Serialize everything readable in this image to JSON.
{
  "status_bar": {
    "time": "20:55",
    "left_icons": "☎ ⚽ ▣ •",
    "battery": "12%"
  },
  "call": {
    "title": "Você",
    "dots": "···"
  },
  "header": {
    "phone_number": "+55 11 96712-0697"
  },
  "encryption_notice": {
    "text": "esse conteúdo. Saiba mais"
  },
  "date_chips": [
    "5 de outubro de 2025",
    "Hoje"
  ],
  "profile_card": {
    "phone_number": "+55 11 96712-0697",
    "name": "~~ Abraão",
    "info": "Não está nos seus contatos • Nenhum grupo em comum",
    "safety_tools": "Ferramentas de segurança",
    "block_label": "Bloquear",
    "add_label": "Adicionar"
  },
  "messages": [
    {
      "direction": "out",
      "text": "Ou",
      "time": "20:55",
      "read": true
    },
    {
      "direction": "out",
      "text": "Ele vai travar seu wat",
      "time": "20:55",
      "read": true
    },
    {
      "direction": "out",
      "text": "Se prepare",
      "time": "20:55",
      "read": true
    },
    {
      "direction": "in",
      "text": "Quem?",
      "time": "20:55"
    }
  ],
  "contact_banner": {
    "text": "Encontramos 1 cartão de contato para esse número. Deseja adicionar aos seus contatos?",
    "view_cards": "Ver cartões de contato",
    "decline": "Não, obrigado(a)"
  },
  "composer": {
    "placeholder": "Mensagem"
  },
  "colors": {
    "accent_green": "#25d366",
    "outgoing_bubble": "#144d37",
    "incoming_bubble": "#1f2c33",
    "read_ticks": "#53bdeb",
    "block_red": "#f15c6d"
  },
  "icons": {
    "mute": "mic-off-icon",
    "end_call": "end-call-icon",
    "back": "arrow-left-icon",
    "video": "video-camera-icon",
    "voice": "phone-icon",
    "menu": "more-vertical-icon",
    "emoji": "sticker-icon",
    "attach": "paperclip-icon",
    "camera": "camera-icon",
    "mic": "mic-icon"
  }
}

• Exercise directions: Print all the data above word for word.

• Written answer:
Serialize everything readable in this image to JSON.
{
  "status_bar": {
    "time": "20:55",
    "left_icons": "☎ ⚽ ▣ •",
    "battery": "12%"
  },
  "call": {
    "title": "Você",
    "dots": "···"
  },
  "header": {
    "phone_number": "+55 11 96712-0697"
  },
  "encryption_notice": {
    "text": "esse conteúdo. Saiba mais"
  },
  "date_chips": [
    "5 de outubro de 2025",
    "Hoje"
  ],
  "profile_card": {
    "phone_number": "+55 11 96712-0697",
    "name": "~~ Abraão",
    "info": "Não está nos seus contatos • Nenhum grupo em comum",
    "safety_tools": "Ferramentas de segurança",
    "block_label": "Bloquear",
    "add_label": "Adicionar"
  },
  "messages": [
    {
      "direction": "out",
      "text": "Ou",
      "time": "20:55",
      "read": true
    },
    {
      "direction": "out",
      "text": "Ele vai travar seu wat",
      "time": "20:55",
      "read": true
    },
    {
      "direction": "out",
      "text": "Se prepare",
      "time": "20:55",
      "read": true
    },
    {
      "direction": "in",
      "text": "Quem?",
      "time": "20:55"
    }
  ],
  "contact_banner": {
    "text": "Encontramos 1 cartão de contato para esse número. Deseja adicionar aos seus contatos?",
    "view_cards": "Ver cartões de contato",
    "decline": "Não, obrigado(a)"
  },
  "composer": {
    "placeholder": "Mensagem"
  },
  "colors": {
    "accent_green": "#25d366",
    "outgoing_bubble": "#144d37",
    "incoming_bubble": "#1f2c33",
    "read_ticks": "#53bdeb",
    "block_red": "#f15c6d"
  },
  "icons": {
    "mute": "mic-off-icon",
    "end_call": "end-call-icon",
    "back": "arrow-left-icon",
    "video": "video-camera-icon",
    "voice": "phone-icon",
    "menu": "more-vertical-icon",
    "emoji": "sticker-icon",
    "attach": "paperclip-icon",
    "camera": "camera-icon",
    "mic": "mic-icon"
  }
}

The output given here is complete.